[Back pain, pain therapy and satisfaction with therapy--analyses in a cohort of elderly primary health care patients (getABI)]

Gesundheitswesen. 2011 May;73(5):e89-96. doi: 10.1055/s-0030-1249041. Epub 2010 Mar 19.
[Article in German]


Introduction: Back pain can affect quality of life and independence of elderly people. The goal of this study was to determine the prevalence of back pain in a cohort of elderly primary health care patients, as well as to analyse pain therapy and level of satisfaction with therapy.

Methods: In a monitored prospective cohort study (German epidemiological trial on ankle brachial index, getABI), 6 880 unselected patients aged 65 years and above have been followed up by 344 representative primary care physicians in Germany since October 2001. In the 5-year follow-up, 2 120 patients (median age 76; 70-94 years; 53.7% women) were interviewed by telephone about location and intensity of pain during the past 3 months, about impairment due to pain, about pain therapy and satisfaction with therapy.

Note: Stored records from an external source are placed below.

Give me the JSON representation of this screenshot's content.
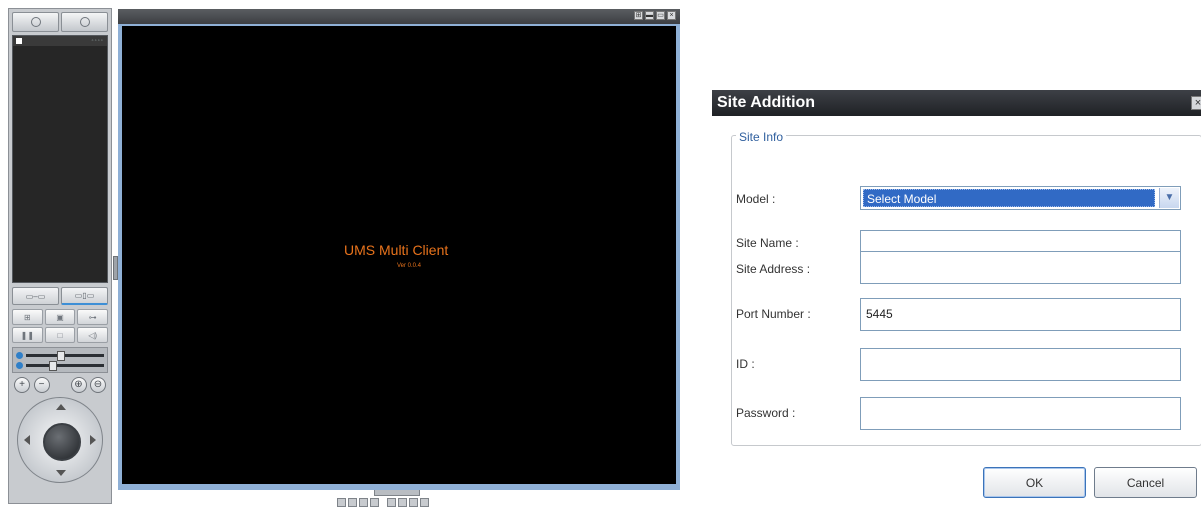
{
  "viewer": {
    "brand": "UMS Multi Client",
    "version": "Ver 0.0.4"
  },
  "dialog": {
    "title": "Site Addition",
    "group_legend": "Site Info",
    "fields": [
      {
        "label": "Model :",
        "value": "Select Model",
        "type": "select"
      },
      {
        "label": "Site Name :",
        "value": ""
      },
      {
        "label": "Site Address :",
        "value": ""
      },
      {
        "label": "Port Number :",
        "value": "5445"
      },
      {
        "label": "ID :",
        "value": ""
      },
      {
        "label": "Password :",
        "value": ""
      }
    ],
    "ok_label": "OK",
    "cancel_label": "Cancel"
  },
  "colors": {
    "brand_orange": "#e8731c",
    "selection_blue": "#316ac5",
    "viewer_frame": "#8fb0d6"
  }
}
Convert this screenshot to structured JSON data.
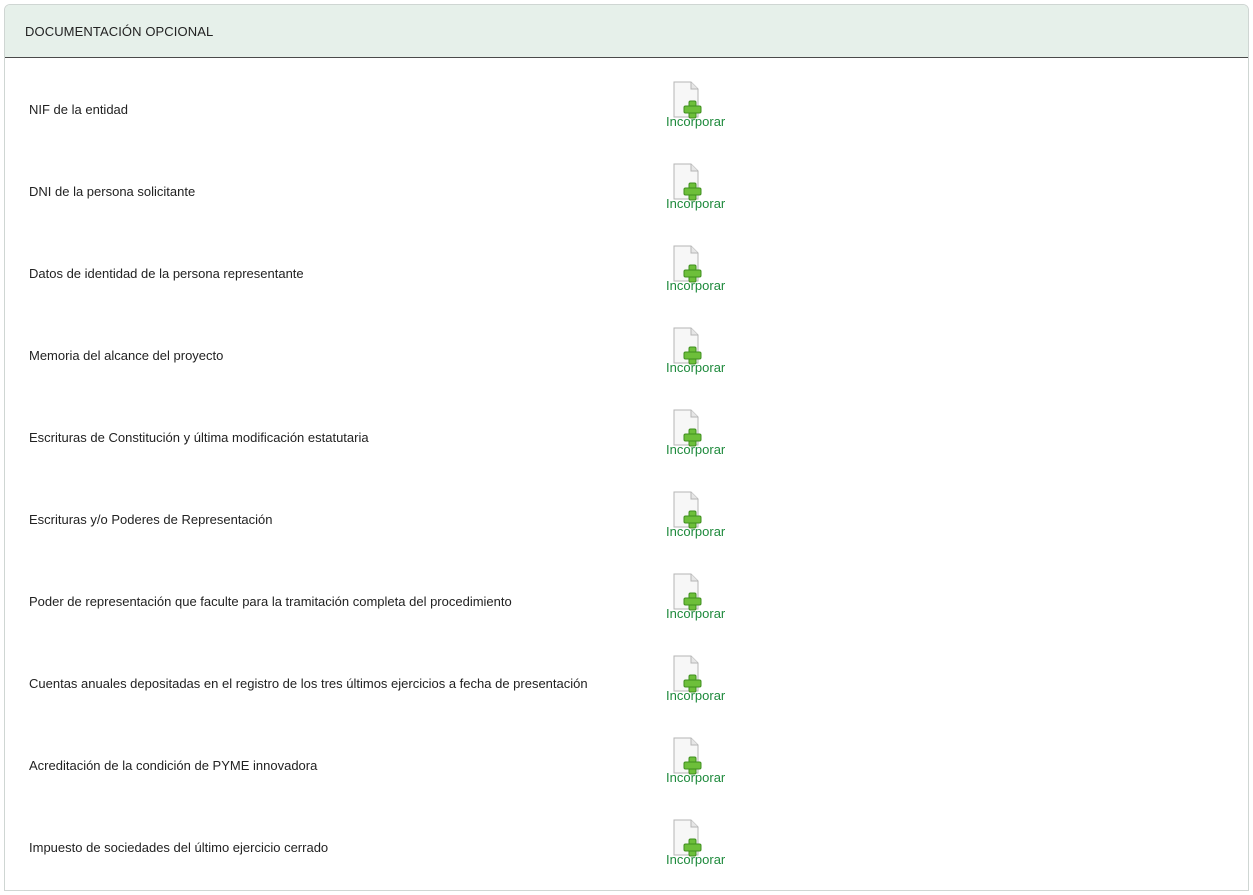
{
  "panel": {
    "title": "DOCUMENTACIÓN OPCIONAL"
  },
  "documents": [
    {
      "label": "NIF de la entidad",
      "action": "Incorporar",
      "icon": "file-add-icon"
    },
    {
      "label": "DNI de la persona solicitante",
      "action": "Incorporar",
      "icon": "file-add-icon"
    },
    {
      "label": "Datos de identidad de la persona representante",
      "action": "Incorporar",
      "icon": "file-add-icon"
    },
    {
      "label": "Memoria del alcance del proyecto",
      "action": "Incorporar",
      "icon": "file-add-icon"
    },
    {
      "label": "Escrituras de Constitución y última modificación estatutaria",
      "action": "Incorporar",
      "icon": "file-add-icon"
    },
    {
      "label": "Escrituras y/o Poderes de Representación",
      "action": "Incorporar",
      "icon": "file-add-icon"
    },
    {
      "label": "Poder de representación que faculte para la tramitación completa del procedimiento",
      "action": "Incorporar",
      "icon": "file-add-icon"
    },
    {
      "label": "Cuentas anuales depositadas en el registro de los tres últimos ejercicios a fecha de presentación",
      "action": "Incorporar",
      "icon": "file-add-icon"
    },
    {
      "label": "Acreditación de la condición de PYME innovadora",
      "action": "Incorporar",
      "icon": "file-add-icon"
    },
    {
      "label": "Impuesto de sociedades del último ejercicio cerrado",
      "action": "Incorporar",
      "icon": "file-add-icon"
    }
  ],
  "colors": {
    "header_bg": "#e6f0ea",
    "action_green": "#1e8a3c",
    "plus_green": "#6dbf3a"
  }
}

Results: Of the 2 095 patients who answered the questions on pain, 803 (38.3%) had suffered from pain of the upper and/or lower back within the past 3 months. The prevalence of back pain was higher in female than in male patients (45.0% vs. 30.6%; p<0.05). In about half of the men and half of the women with back pain, the back was also the main pain region. This subsample (n=409) with the back as main pain region (BMP) was analysed in more detail. The mean "von Korff intensity score" (scale 0-100) was 46.5±19.9, the mean "von Korff impairment score" (scale 0-100) was 23.6±23.0. Women reported a higher mean intensity of back pain than men (48.8±20.0 vs. 42.4±19.3; p<0.05) and complained about a higher pain-related impairment (26.2±23.5 vs. 19.2±21.5; p<0.05). Of all BMP patients, 253 (61.9%) visited a physician (at least once) during the past 3 months due to pain. The treatments most frequently applied (multiple answers permitted) were: oral medication (62.5%), injections (38.6%), and physiotherapy (35.9%). Patients (n=224) were asked to rate the therapy on a scale from 1 to 6 (1 being the highest grade). The mean rating was 3.1±1.4. 36.8% were not satisfied with pain relief. 61.4% wished for a considerable improvement of their pain therapy.

Conclusion: The prevalence of back pain in elderly people is high and leads to functional limitations. As a consequence of the rather low mean satisfaction with pain therapy, future studies on back pain therapy should include an assessment of patient preferences and satisfaction with therapy. It remains questionable, if the current medical care for elderly people with back pain complies with the latest guidelines that demand for multimodal therapy.

Publication types

  • English Abstract

MeSH terms

  • Aged
  • Aged, 80 and over
  • Back Pain / diagnosis
  • Back Pain / epidemiology*
  • Back Pain / therapy*
  • Cohort Studies
  • Female
  • Germany / epidemiology
  • Humans
  • Male
  • Patient Satisfaction / statistics & numerical data*
  • Prevalence
  • Primary Health Care / statistics & numerical data*
  • Risk Factors
  • Treatment Outcome